**The data**.
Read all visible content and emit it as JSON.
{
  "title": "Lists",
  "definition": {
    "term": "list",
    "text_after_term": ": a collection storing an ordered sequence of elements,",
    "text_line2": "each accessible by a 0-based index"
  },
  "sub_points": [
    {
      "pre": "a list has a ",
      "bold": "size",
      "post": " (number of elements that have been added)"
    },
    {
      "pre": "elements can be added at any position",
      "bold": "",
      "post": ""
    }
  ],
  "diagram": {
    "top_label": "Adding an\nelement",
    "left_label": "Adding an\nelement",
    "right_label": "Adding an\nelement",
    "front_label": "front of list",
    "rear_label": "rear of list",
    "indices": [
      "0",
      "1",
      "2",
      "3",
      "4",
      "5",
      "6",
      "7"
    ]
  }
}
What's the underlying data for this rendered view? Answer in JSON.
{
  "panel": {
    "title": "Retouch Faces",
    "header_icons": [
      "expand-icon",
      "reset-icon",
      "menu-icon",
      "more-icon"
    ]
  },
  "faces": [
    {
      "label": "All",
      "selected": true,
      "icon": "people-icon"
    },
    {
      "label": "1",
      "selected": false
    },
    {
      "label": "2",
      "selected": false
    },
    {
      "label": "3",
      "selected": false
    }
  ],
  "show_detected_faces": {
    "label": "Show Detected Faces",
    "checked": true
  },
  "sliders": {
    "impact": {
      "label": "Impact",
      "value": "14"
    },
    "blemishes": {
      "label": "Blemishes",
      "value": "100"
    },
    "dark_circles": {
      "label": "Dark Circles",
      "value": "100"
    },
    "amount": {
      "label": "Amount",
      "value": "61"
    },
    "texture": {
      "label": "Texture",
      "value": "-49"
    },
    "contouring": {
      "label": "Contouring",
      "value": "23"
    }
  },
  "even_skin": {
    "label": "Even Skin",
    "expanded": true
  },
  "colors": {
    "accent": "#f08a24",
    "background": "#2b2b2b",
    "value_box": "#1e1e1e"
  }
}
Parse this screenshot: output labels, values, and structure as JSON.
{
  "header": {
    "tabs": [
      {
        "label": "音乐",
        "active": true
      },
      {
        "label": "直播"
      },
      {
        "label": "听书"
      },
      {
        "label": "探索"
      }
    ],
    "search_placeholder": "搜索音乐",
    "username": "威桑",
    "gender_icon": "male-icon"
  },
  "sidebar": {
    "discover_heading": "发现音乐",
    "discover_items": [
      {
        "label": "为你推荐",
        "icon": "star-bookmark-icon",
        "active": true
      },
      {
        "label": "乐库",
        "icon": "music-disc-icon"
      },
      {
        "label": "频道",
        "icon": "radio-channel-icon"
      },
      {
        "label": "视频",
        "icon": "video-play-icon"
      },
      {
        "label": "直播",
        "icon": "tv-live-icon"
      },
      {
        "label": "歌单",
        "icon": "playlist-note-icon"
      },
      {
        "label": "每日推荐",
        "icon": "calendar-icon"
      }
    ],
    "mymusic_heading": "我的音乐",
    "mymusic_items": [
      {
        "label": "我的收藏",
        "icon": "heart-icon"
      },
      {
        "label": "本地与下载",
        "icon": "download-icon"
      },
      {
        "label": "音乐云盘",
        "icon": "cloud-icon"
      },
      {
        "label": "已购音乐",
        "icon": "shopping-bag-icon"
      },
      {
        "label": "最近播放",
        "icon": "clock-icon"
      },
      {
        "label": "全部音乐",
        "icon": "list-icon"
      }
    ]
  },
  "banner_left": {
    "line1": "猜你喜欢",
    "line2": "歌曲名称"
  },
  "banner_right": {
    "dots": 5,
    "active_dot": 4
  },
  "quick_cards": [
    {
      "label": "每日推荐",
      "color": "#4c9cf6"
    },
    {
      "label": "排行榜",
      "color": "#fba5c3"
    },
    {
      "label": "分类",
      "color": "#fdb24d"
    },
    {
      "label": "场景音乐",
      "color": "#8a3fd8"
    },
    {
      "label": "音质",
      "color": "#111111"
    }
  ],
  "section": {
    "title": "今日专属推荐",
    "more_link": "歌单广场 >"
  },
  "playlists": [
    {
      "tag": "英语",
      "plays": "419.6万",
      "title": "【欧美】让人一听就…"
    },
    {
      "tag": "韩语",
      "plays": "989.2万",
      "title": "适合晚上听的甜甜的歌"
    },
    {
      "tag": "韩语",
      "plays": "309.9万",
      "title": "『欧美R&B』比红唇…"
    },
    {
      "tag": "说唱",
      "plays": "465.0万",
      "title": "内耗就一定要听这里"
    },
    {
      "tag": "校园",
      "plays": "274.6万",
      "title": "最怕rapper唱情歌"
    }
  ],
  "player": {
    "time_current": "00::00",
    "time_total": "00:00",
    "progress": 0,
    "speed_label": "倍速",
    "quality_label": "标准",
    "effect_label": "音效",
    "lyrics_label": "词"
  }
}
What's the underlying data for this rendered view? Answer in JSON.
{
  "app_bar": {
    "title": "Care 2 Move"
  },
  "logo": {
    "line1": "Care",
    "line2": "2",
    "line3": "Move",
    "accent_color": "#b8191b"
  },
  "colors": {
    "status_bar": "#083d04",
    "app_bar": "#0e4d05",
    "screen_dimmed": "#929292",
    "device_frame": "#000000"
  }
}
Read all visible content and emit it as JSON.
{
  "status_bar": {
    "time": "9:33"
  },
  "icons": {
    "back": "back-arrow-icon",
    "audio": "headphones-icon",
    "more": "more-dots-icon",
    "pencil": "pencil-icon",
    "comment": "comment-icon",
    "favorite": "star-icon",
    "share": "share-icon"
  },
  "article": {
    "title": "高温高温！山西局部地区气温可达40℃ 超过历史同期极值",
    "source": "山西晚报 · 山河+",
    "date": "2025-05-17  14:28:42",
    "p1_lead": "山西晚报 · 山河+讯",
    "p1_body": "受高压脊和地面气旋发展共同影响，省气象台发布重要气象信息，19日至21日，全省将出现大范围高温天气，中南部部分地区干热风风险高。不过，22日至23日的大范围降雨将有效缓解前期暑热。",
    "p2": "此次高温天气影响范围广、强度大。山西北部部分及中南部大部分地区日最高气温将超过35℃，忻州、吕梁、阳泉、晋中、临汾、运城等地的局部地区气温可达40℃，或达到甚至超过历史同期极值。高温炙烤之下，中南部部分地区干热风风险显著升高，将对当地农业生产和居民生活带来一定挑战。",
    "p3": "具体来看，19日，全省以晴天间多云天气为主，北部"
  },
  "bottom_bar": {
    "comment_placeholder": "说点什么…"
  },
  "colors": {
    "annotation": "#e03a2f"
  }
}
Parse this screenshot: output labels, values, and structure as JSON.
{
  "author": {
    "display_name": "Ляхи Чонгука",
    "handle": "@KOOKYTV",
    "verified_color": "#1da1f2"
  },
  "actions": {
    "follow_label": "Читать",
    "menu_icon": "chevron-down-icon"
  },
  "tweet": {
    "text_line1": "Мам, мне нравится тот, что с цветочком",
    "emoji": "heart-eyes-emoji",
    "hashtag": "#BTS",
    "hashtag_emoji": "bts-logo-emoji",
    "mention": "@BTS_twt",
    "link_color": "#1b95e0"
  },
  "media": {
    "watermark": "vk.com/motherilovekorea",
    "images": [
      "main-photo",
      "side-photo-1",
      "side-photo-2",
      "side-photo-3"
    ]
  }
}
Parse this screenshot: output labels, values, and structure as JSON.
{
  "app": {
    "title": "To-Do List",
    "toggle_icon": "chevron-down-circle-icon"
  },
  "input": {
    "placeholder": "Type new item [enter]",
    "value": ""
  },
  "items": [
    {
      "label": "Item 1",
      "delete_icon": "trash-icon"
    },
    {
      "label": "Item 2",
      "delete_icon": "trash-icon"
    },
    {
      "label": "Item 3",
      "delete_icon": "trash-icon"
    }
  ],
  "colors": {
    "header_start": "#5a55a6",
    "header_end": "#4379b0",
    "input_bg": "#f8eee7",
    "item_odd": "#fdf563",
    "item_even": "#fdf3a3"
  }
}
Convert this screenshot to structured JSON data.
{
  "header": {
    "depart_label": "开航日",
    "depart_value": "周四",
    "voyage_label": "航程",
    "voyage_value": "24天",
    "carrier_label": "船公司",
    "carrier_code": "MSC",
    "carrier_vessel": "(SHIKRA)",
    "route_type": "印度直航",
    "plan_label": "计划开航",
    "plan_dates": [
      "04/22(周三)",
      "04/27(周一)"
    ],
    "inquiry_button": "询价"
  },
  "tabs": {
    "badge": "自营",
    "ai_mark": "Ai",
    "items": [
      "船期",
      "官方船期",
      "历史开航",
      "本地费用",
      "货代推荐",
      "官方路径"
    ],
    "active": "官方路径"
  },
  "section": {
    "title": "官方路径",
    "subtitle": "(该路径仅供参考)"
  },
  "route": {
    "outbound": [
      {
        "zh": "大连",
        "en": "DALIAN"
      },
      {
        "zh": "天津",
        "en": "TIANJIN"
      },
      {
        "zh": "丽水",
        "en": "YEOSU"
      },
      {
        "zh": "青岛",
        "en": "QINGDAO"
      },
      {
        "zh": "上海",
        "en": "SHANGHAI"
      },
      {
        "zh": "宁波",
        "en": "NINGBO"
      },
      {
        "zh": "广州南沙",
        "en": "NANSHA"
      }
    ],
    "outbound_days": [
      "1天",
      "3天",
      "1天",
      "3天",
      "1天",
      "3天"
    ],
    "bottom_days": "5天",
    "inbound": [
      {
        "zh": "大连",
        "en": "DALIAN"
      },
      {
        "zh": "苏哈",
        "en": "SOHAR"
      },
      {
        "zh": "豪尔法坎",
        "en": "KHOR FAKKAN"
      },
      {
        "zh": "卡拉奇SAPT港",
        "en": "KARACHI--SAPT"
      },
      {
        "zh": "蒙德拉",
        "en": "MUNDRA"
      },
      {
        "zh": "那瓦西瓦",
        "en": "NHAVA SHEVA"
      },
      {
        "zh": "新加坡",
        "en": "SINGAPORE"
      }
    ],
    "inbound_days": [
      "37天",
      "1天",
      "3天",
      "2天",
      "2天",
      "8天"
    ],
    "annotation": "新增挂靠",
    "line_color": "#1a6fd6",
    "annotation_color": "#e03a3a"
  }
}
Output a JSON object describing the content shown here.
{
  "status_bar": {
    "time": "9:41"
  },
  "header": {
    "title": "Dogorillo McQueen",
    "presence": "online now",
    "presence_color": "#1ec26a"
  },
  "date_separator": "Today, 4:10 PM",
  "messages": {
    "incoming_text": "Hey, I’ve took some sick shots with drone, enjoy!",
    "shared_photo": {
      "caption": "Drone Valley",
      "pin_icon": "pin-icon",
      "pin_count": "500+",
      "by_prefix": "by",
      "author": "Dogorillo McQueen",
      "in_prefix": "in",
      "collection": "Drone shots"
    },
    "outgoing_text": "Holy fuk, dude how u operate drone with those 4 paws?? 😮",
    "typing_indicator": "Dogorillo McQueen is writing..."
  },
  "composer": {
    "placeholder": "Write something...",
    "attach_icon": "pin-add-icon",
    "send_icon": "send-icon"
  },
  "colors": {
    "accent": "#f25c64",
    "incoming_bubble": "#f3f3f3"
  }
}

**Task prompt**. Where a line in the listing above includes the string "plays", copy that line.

**Response box**.
      "plays": "419.6万",
      "plays": "989.2万",
      "plays": "309.9万",
      "plays": "465.0万",
      "plays": "274.6万",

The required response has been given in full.